University Schools and Divisions
The academic programs of study at Washington University in St. Louis are administered by seven schools: Arts & Sciences, the John M. Olin School of Business, the Sam Fox School of Design & Visual Arts, School of Engineering & Applied Science, School of Law, School of Medicine and Brown School. Within the schools are various divisions of undergraduate and graduate study.
The “day school” divisions at WUSTL represent traditional full-time programs. Evening and part-time divisions are offered in the schools of Arts & Sciences (the University College), Olin Business School, Sam Fox School and Engineering & Applied Science. Enrollment and statistical reporting at the university typically reflects these divisions.
The Office of the University Registrar prepares enrollment statistics for Washington University in St. Louis at the end of the 4th and 10th weeks of the fall and spring semesters.
SPRING 2014 total enrollment: 13,540
- Day school divisions: 11,960
- Evening and part-time divisions: 1,580
- Degree-seeking enrollment: 11,633 full-time and 1,222 part-time students
- 6,448 undergraduates enrolled in day school divisions
- 804 undergraduates enrolled in evening and part-time programs
- 5,512 graduate and professional students enrolled in day school divisions
- 776 graduate and professional students enrolled in evening and part-time programs
Graduation and Degrees
Washington University in St. Louis awards degrees three times a year, at the close of the spring, summer and fall semesters. The Commencement program printed each May includes the names of degree recipients who graduated that spring as well as those who graduated the prior fall and summer.
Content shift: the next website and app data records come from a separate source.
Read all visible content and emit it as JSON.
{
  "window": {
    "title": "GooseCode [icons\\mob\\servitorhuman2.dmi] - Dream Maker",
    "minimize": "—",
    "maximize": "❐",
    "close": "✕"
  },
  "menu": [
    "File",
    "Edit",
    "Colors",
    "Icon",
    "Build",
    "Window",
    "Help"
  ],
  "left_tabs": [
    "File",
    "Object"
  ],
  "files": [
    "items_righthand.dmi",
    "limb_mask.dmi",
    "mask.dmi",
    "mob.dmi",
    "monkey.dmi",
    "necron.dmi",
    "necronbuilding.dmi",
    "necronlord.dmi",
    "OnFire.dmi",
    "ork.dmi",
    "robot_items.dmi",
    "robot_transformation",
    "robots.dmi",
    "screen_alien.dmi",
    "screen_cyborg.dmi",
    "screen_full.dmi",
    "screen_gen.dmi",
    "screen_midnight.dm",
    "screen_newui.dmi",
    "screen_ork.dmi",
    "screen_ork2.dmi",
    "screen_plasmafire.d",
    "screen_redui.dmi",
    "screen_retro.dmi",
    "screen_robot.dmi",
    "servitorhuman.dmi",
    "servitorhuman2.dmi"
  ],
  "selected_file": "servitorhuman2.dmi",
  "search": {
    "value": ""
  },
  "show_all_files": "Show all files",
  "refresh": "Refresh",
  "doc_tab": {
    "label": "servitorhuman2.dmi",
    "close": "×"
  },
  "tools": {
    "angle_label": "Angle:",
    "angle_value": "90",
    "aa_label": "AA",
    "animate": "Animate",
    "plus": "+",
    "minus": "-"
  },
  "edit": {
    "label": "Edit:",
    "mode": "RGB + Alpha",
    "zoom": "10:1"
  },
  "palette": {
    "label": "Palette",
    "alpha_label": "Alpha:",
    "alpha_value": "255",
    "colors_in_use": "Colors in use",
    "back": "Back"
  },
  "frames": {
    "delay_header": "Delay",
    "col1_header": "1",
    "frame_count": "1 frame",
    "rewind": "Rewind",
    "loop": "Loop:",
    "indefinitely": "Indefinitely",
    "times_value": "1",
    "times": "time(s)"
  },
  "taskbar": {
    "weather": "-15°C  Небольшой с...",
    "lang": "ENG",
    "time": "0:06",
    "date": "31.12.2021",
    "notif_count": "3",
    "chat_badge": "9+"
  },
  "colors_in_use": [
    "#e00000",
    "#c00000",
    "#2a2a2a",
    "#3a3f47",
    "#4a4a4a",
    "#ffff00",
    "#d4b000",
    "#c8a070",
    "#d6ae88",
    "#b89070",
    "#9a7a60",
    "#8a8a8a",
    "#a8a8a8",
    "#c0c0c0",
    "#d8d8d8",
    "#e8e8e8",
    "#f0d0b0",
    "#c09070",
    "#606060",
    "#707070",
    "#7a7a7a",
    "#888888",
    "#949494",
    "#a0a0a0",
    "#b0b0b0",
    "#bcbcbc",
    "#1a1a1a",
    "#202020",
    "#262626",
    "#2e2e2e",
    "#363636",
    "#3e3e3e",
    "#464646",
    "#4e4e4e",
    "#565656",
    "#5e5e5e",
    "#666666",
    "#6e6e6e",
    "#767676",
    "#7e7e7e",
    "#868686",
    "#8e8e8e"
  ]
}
- WUSTL awarded a total of 3,924 degrees in 2012-13:
- Graduate and professional degrees: 2,334
- Undergraduate degrees: 1,590
Undergraduate Retention and Graduation Rates
- Among full-time first-time undergraduate students seeking a bachelor’s degree, 97% are retained from the freshman to the sophomore year.
- Our graduation rate for first-time first-year freshmen is 94%.